feat. a Korean-Canadian is a blog series highlighting Korean-Canadians and their experiences, perspectives and thoughts on their identity as Korean-Canadians.
This blog features Grace Lee, programs and events officer at Simon Fraser University’s Morris J. Wosk Centre for Dialogue. She manages endowment programs at the centre.
Grace, you grew up in many parts of the world. How has this effected how you define your identity?
Looking back, I’ve spent half of my life in Korea and the other half in the UK, US, and Canada. Spending my teen years in Korea had a huge impact in forming my identity. That identity is something that was consistent throughout all my life living in different countries. I consume Korean media, speak Korean at home, eat Korean food and celebrate Korean holidays.
Do you mostly identify yourself as a Korean then?
Though I strongly identify as a Korean, I have a strong attachment to Canada. Canada is where I spent the majority of my adult life. In the past few years, I’ve been working in an organization that focuses on topics that are core to Canadians such as sports, government, social change, policy, and community. Because of my work, I feel like I have a better understanding of Canada as a whole. On that note, I do identify myself an active citizen (not just in a legal sense) and a member of the Canadian society. Actually, I recently became a permanent resident of Canada from being a temporary resident (student, worker etc.) for almost nine years.
Congratulations on becoming a permanent resident! I have a question about your name. You chose to have an English name. Why did you make that decision instead of using your Korean name and which name do you connect with more?

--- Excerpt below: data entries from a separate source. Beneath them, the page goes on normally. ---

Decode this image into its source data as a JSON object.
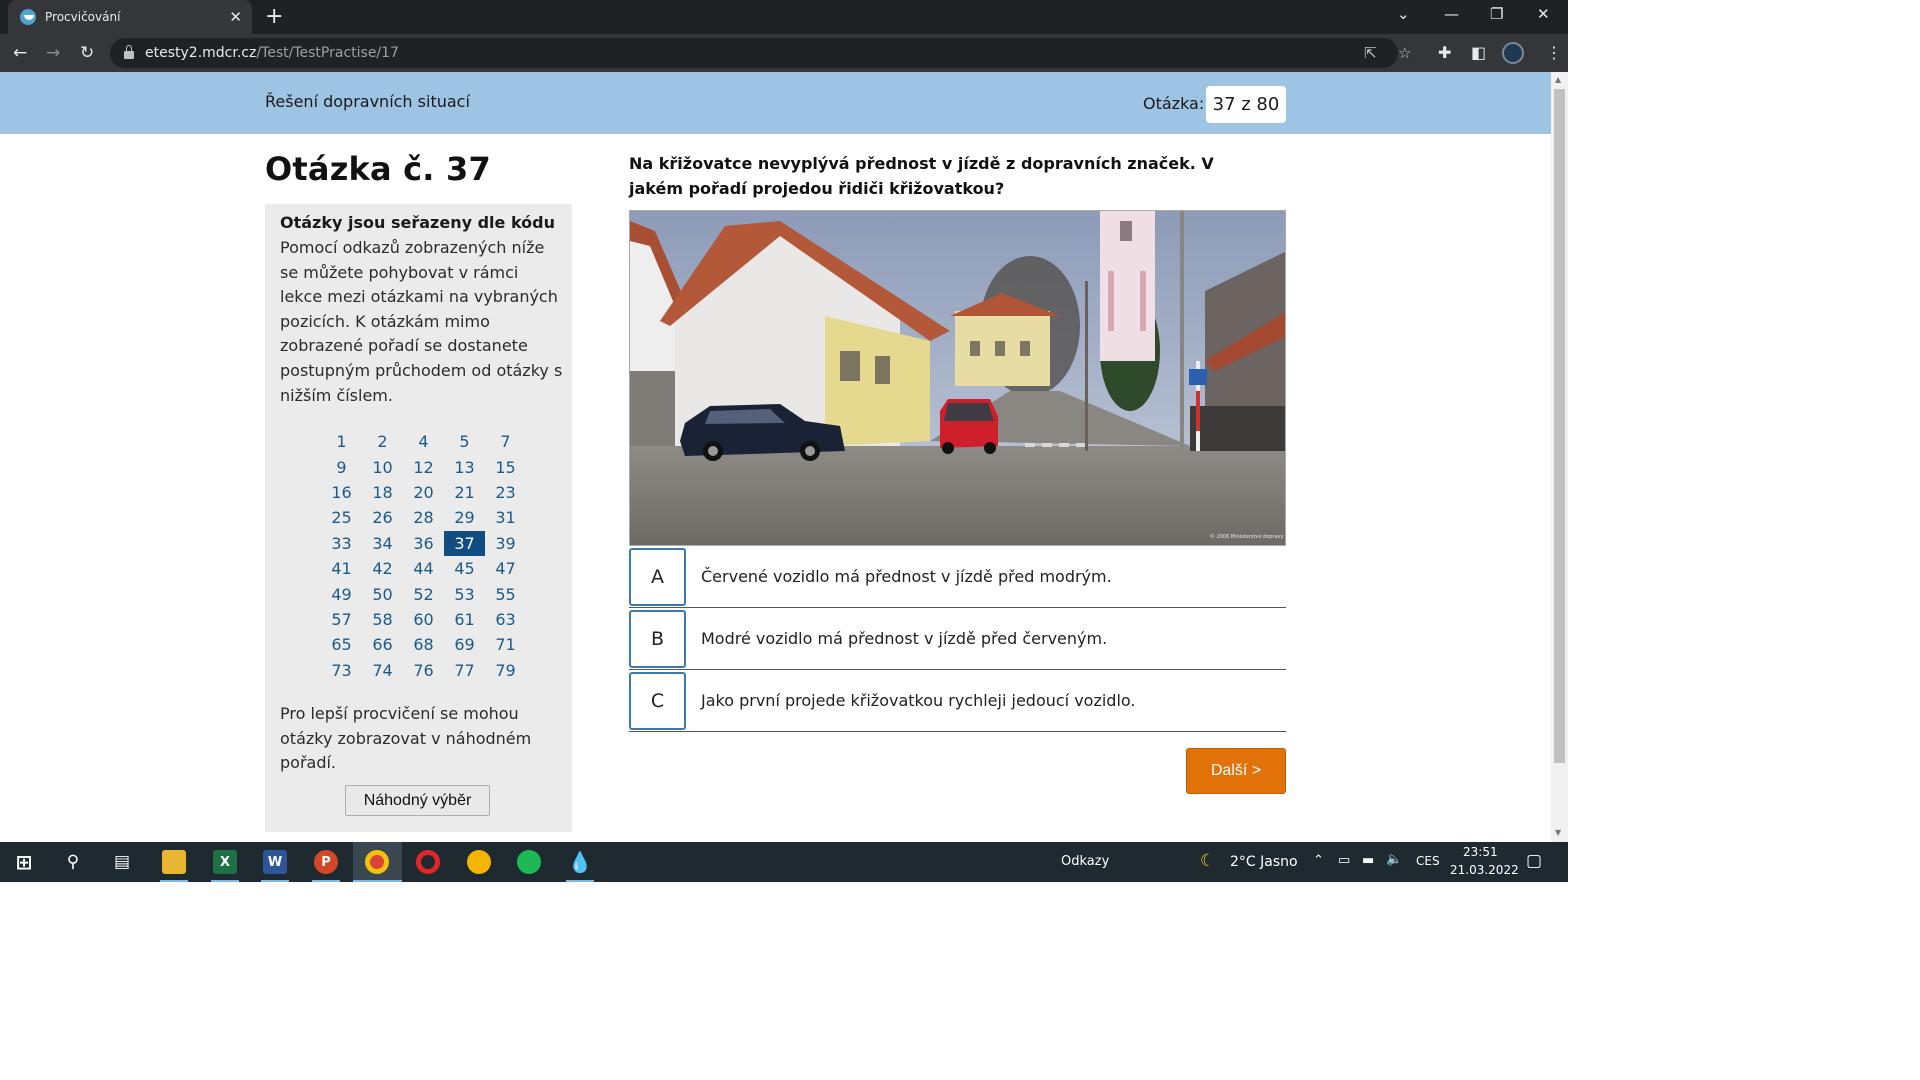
{
  "browser": {
    "tab_title": "Procvičování",
    "tab_close": "✕",
    "new_tab": "+",
    "url_host": "etesty2.mdcr.cz",
    "url_path": "/Test/TestPractise/17"
  },
  "header": {
    "section_title": "Řešení dopravních situací",
    "question_label": "Otázka:",
    "question_counter": "37 z 80"
  },
  "main": {
    "heading": "Otázka č. 37",
    "question_text": "Na křižovatce nevyplývá přednost v jízdě z dopravních značek. V jakém pořadí projedou řidiči křižovatkou?",
    "photo_credit": "© 2006 Ministerstvo dopravy"
  },
  "sidebar": {
    "title": "Otázky jsou seřazeny dle kódu",
    "description": "Pomocí odkazů zobrazených níže se můžete pohybovat v rámci lekce mezi otázkami na vybraných pozicích. K otázkám mimo zobrazené pořadí se dostanete postupným průchodem od otázky s nižším číslem.",
    "numbers": [
      "1",
      "2",
      "4",
      "5",
      "7",
      "9",
      "10",
      "12",
      "13",
      "15",
      "16",
      "18",
      "20",
      "21",
      "23",
      "25",
      "26",
      "28",
      "29",
      "31",
      "33",
      "34",
      "36",
      "37",
      "39",
      "41",
      "42",
      "44",
      "45",
      "47",
      "49",
      "50",
      "52",
      "53",
      "55",
      "57",
      "58",
      "60",
      "61",
      "63",
      "65",
      "66",
      "68",
      "69",
      "71",
      "73",
      "74",
      "76",
      "77",
      "79"
    ],
    "active_number": "37",
    "random_text": "Pro lepší procvičení se mohou otázky zobrazovat v náhodném pořadí.",
    "random_button": "Náhodný výběr"
  },
  "answers": [
    {
      "letter": "A",
      "text": "Červené vozidlo má přednost v jízdě před modrým."
    },
    {
      "letter": "B",
      "text": "Modré vozidlo má přednost v jízdě před červeným."
    },
    {
      "letter": "C",
      "text": "Jako první projede křižovatkou rychleji jedoucí vozidlo."
    }
  ],
  "next_button": "Další >",
  "taskbar": {
    "links_label": "Odkazy",
    "weather": "2°C  Jasno",
    "language": "CES",
    "time": "23:51",
    "date": "21.03.2022"
  },
  "colors": {
    "banner": "#9ec4e4",
    "active_number": "#0f4d82",
    "link": "#1b5a8a",
    "next_button": "#e07209",
    "answer_border": "#3e79ad"
  }
}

My Korean name is Eunhye, which means grace in Korean. In high school, a friend of mine asked whether my Korean name “Eunhye” had a meaning. I said “Grace”. Since then it became my name. I connect with both names depending on who is calling me. I don’t think I will ever give up my Korean name though, even if I ever become a Canadian citizen.
Eunhye is a beautiful name and it worked out well that the direct translation is an English name. My last question for you is, in Canada, do you feel pressured to present yourself a certain way because you’re Korean?
I do carry a sense of responsibility that I am representing Korea and Koreans in Canada which probably affects how I present myself. On the other hand, there also are different cultural expectations within the Korean community here. The unique cultural and generational characteristic that this community carries are different from that of the community back in Korea, which adds complexity.
Thank you, Grace for the interview. That is a very interesting point about the differences of Korean communities. If you have thoughts about the differences, please leave a comment.